** WORK TO BE COMPLETED **
All lines in the material with the string "配置文件" should be listed.

*** Begin section ***

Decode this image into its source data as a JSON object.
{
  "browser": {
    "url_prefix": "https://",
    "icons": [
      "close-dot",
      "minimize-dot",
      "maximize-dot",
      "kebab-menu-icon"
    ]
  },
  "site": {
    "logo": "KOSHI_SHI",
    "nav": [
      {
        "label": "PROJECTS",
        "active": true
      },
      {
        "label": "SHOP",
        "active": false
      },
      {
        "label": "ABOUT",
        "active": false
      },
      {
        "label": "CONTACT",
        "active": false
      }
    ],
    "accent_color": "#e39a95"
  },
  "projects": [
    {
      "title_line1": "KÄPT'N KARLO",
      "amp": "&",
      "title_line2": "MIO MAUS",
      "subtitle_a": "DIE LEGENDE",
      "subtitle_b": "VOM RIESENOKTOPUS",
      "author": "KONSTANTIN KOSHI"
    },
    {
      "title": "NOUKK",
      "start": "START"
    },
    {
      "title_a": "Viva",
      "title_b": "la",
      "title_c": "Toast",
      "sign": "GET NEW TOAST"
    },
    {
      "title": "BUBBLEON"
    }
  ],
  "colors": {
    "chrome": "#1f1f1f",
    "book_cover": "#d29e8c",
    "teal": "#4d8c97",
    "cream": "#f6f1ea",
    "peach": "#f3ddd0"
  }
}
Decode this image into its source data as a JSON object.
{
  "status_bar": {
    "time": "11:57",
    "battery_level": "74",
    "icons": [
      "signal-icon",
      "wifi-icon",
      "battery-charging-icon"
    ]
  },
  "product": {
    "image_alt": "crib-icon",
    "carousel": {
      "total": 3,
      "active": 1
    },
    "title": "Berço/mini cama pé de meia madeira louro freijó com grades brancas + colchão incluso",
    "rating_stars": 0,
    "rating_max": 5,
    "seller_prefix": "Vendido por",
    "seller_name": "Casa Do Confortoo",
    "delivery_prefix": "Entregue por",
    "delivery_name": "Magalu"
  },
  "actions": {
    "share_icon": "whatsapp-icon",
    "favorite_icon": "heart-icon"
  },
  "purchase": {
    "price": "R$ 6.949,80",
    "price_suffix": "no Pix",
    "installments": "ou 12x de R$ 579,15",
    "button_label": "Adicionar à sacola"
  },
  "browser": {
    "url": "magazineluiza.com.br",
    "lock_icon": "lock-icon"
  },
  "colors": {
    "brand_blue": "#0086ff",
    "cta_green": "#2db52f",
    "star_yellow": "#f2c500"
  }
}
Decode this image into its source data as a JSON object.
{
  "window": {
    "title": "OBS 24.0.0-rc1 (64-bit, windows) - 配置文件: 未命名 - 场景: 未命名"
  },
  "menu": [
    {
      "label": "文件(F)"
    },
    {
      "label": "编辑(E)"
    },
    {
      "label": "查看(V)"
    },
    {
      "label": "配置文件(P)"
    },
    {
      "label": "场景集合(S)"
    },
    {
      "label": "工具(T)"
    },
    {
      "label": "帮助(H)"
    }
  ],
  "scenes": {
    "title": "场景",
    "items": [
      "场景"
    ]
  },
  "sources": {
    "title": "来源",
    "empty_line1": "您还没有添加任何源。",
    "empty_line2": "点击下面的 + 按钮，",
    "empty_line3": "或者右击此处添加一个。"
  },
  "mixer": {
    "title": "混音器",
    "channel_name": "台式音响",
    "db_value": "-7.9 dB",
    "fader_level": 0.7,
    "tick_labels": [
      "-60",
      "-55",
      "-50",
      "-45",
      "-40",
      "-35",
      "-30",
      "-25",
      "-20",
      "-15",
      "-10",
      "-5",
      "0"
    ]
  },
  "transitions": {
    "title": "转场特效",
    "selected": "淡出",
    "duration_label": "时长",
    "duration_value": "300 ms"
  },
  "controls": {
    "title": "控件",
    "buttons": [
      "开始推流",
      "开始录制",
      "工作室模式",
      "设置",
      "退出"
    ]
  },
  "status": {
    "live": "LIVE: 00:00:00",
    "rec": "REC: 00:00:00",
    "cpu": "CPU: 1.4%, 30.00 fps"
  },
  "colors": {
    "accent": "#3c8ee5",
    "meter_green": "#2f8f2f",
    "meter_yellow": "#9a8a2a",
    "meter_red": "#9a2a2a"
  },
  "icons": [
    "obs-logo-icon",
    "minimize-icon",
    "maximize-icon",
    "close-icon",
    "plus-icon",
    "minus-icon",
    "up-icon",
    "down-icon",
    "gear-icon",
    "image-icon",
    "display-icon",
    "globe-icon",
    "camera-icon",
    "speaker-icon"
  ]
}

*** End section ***

** WRITTEN RESPONSE **
    "title": "OBS 24.0.0-rc1 (64-bit, windows) - 配置文件: 未命名 - 场景: 未命名"
      "label": "配置文件(P)"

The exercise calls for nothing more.